#### What you will do
Print each record below character for character.

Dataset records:
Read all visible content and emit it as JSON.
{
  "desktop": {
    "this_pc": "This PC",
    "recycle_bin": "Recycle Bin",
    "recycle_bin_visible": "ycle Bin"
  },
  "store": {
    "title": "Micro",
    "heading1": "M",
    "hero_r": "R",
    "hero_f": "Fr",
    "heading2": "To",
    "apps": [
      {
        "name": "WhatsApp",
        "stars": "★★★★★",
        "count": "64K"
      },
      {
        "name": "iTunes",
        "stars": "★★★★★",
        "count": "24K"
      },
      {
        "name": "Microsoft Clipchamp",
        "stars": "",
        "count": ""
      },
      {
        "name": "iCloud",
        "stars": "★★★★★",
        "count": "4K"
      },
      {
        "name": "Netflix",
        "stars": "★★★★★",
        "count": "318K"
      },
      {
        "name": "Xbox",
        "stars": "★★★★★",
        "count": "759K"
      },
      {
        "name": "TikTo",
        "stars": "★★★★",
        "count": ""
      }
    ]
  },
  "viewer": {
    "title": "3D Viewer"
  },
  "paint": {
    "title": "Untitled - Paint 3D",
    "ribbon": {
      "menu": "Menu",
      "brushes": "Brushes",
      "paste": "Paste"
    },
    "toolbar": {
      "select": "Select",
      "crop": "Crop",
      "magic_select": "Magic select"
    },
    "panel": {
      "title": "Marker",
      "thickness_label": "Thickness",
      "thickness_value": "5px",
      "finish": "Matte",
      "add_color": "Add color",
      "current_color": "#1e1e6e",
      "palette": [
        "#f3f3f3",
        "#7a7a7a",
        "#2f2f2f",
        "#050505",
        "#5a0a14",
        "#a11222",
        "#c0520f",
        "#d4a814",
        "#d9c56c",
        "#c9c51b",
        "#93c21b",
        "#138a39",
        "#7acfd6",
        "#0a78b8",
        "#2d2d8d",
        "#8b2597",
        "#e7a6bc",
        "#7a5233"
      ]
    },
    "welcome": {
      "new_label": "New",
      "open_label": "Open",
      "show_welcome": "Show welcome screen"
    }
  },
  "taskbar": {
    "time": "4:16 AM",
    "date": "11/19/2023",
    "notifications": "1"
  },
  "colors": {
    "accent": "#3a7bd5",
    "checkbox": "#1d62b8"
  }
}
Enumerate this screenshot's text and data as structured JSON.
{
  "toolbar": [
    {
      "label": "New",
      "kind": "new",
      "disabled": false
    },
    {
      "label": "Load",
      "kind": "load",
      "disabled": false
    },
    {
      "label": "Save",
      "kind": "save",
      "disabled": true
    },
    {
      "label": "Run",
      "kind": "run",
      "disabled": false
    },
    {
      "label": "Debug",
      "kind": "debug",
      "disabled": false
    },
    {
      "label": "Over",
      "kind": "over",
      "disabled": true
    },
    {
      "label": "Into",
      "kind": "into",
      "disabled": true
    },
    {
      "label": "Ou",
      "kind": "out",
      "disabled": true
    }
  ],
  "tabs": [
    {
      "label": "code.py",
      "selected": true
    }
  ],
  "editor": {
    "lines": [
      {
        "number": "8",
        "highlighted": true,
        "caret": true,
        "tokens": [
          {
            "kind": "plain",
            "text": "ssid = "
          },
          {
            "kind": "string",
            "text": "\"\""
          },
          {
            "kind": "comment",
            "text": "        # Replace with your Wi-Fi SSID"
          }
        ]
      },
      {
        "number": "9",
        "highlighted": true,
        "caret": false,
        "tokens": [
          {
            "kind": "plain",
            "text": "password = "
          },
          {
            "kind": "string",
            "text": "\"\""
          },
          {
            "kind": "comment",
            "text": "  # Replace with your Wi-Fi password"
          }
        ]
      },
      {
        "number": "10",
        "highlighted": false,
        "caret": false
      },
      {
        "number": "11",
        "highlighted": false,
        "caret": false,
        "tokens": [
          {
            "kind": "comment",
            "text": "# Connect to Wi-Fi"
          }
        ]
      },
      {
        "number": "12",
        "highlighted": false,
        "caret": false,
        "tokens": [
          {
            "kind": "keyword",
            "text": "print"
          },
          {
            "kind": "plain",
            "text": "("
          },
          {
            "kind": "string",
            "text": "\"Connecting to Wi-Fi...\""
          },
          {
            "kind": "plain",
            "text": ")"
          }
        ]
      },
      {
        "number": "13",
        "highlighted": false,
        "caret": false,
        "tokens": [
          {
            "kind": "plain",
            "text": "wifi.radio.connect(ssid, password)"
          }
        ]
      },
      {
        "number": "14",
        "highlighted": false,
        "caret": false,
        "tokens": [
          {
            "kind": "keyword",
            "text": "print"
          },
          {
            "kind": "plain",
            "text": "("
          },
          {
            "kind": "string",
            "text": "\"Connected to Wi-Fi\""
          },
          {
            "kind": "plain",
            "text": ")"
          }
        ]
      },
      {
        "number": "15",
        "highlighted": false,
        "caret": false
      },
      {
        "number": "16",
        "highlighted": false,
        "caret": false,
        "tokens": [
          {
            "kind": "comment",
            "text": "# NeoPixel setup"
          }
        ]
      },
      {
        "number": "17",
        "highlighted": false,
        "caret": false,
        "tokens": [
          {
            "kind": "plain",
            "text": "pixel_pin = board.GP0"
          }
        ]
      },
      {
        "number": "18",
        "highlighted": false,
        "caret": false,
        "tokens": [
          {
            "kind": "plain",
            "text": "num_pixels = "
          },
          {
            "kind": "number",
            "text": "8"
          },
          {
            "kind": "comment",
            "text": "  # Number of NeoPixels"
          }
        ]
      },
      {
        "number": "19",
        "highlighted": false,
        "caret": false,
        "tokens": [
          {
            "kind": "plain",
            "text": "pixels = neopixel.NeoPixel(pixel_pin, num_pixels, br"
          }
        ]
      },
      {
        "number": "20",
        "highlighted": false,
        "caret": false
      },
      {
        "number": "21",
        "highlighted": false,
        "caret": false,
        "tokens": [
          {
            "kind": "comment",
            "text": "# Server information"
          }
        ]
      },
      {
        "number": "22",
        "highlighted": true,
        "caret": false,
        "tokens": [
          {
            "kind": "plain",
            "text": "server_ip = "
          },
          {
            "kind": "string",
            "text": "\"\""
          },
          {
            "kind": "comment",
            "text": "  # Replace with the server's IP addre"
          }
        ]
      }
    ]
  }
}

#### Answer for this exercise
Read all visible content and emit it as JSON.
{
  "desktop": {
    "this_pc": "This PC",
    "recycle_bin": "Recycle Bin",
    "recycle_bin_visible": "ycle Bin"
  },
  "store": {
    "title": "Micro",
    "heading1": "M",
    "hero_r": "R",
    "hero_f": "Fr",
    "heading2": "To",
    "apps": [
      {
        "name": "WhatsApp",
        "stars": "★★★★★",
        "count": "64K"
      },
      {
        "name": "iTunes",
        "stars": "★★★★★",
        "count": "24K"
      },
      {
        "name": "Microsoft Clipchamp",
        "stars": "",
        "count": ""
      },
      {
        "name": "iCloud",
        "stars": "★★★★★",
        "count": "4K"
      },
      {
        "name": "Netflix",
        "stars": "★★★★★",
        "count": "318K"
      },
      {
        "name": "Xbox",
        "stars": "★★★★★",
        "count": "759K"
      },
      {
        "name": "TikTo",
        "stars": "★★★★",
        "count": ""
      }
    ]
  },
  "viewer": {
    "title": "3D Viewer"
  },
  "paint": {
    "title": "Untitled - Paint 3D",
    "ribbon": {
      "menu": "Menu",
      "brushes": "Brushes",
      "paste": "Paste"
    },
    "toolbar": {
      "select": "Select",
      "crop": "Crop",
      "magic_select": "Magic select"
    },
    "panel": {
      "title": "Marker",
      "thickness_label": "Thickness",
      "thickness_value": "5px",
      "finish": "Matte",
      "add_color": "Add color",
      "current_color": "#1e1e6e",
      "palette": [
        "#f3f3f3",
        "#7a7a7a",
        "#2f2f2f",
        "#050505",
        "#5a0a14",
        "#a11222",
        "#c0520f",
        "#d4a814",
        "#d9c56c",
        "#c9c51b",
        "#93c21b",
        "#138a39",
        "#7acfd6",
        "#0a78b8",
        "#2d2d8d",
        "#8b2597",
        "#e7a6bc",
        "#7a5233"
      ]
    },
    "welcome": {
      "new_label": "New",
      "open_label": "Open",
      "show_welcome": "Show welcome screen"
    }
  },
  "taskbar": {
    "time": "4:16 AM",
    "date": "11/19/2023",
    "notifications": "1"
  },
  "colors": {
    "accent": "#3a7bd5",
    "checkbox": "#1d62b8"
  }
}
Enumerate this screenshot's text and data as structured JSON.
{
  "toolbar": [
    {
      "label": "New",
      "kind": "new",
      "disabled": false
    },
    {
      "label": "Load",
      "kind": "load",
      "disabled": false
    },
    {
      "label": "Save",
      "kind": "save",
      "disabled": true
    },
    {
      "label": "Run",
      "kind": "run",
      "disabled": false
    },
    {
      "label": "Debug",
      "kind": "debug",
      "disabled": false
    },
    {
      "label": "Over",
      "kind": "over",
      "disabled": true
    },
    {
      "label": "Into",
      "kind": "into",
      "disabled": true
    },
    {
      "label": "Ou",
      "kind": "out",
      "disabled": true
    }
  ],
  "tabs": [
    {
      "label": "code.py",
      "selected": true
    }
  ],
  "editor": {
    "lines": [
      {
        "number": "8",
        "highlighted": true,
        "caret": true,
        "tokens": [
          {
            "kind": "plain",
            "text": "ssid = "
          },
          {
            "kind": "string",
            "text": "\"\""
          },
          {
            "kind": "comment",
            "text": "        # Replace with your Wi-Fi SSID"
          }
        ]
      },
      {
        "number": "9",
        "highlighted": true,
        "caret": false,
        "tokens": [
          {
            "kind": "plain",
            "text": "password = "
          },
          {
            "kind": "string",
            "text": "\"\""
          },
          {
            "kind": "comment",
            "text": "  # Replace with your Wi-Fi password"
          }
        ]
      },
      {
        "number": "10",
        "highlighted": false,
        "caret": false
      },
      {
        "number": "11",
        "highlighted": false,
        "caret": false,
        "tokens": [
          {
            "kind": "comment",
            "text": "# Connect to Wi-Fi"
          }
        ]
      },
      {
        "number": "12",
        "highlighted": false,
        "caret": false,
        "tokens": [
          {
            "kind": "keyword",
            "text": "print"
          },
          {
            "kind": "plain",
            "text": "("
          },
          {
            "kind": "string",
            "text": "\"Connecting to Wi-Fi...\""
          },
          {
            "kind": "plain",
            "text": ")"
          }
        ]
      },
      {
        "number": "13",
        "highlighted": false,
        "caret": false,
        "tokens": [
          {
            "kind": "plain",
            "text": "wifi.radio.connect(ssid, password)"
          }
        ]
      },
      {
        "number": "14",
        "highlighted": false,
        "caret": false,
        "tokens": [
          {
            "kind": "keyword",
            "text": "print"
          },
          {
            "kind": "plain",
            "text": "("
          },
          {
            "kind": "string",
            "text": "\"Connected to Wi-Fi\""
          },
          {
            "kind": "plain",
            "text": ")"
          }
        ]
      },
      {
        "number": "15",
        "highlighted": false,
        "caret": false
      },
      {
        "number": "16",
        "highlighted": false,
        "caret": false,
        "tokens": [
          {
            "kind": "comment",
            "text": "# NeoPixel setup"
          }
        ]
      },
      {
        "number": "17",
        "highlighted": false,
        "caret": false,
        "tokens": [
          {
            "kind": "plain",
            "text": "pixel_pin = board.GP0"
          }
        ]
      },
      {
        "number": "18",
        "highlighted": false,
        "caret": false,
        "tokens": [
          {
            "kind": "plain",
            "text": "num_pixels = "
          },
          {
            "kind": "number",
            "text": "8"
          },
          {
            "kind": "comment",
            "text": "  # Number of NeoPixels"
          }
        ]
      },
      {
        "number": "19",
        "highlighted": false,
        "caret": false,
        "tokens": [
          {
            "kind": "plain",
            "text": "pixels = neopixel.NeoPixel(pixel_pin, num_pixels, br"
          }
        ]
      },
      {
        "number": "20",
        "highlighted": false,
        "caret": false
      },
      {
        "number": "21",
        "highlighted": false,
        "caret": false,
        "tokens": [
          {
            "kind": "comment",
            "text": "# Server information"
          }
        ]
      },
      {
        "number": "22",
        "highlighted": true,
        "caret": false,
        "tokens": [
          {
            "kind": "plain",
            "text": "server_ip = "
          },
          {
            "kind": "string",
            "text": "\"\""
          },
          {
            "kind": "comment",
            "text": "  # Replace with the server's IP addre"
          }
        ]
      }
    ]
  }
}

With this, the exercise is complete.